● What the task requires: Copy out the lines below that hold the word "label".

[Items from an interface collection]

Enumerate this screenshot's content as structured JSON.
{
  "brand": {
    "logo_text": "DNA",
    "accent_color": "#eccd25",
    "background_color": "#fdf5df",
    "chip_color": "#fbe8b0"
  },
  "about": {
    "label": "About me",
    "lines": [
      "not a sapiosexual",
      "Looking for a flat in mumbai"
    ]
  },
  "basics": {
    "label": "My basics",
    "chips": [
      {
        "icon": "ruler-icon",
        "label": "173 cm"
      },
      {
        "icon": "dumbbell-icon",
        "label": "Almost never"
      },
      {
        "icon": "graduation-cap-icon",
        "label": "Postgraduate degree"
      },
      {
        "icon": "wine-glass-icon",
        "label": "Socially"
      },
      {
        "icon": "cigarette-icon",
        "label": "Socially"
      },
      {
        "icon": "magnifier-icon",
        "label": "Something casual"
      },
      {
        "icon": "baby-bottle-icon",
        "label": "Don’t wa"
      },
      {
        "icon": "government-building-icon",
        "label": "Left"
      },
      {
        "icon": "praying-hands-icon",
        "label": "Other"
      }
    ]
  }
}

● Exercise output:
    "label": "About me",
    "label": "My basics",
        "label": "173 cm"
        "label": "Almost never"
        "label": "Postgraduate degree"
        "label": "Socially"
        "label": "Socially"
        "label": "Something casual"
        "label": "Don’t wa"
        "label": "Left"
        "label": "Other"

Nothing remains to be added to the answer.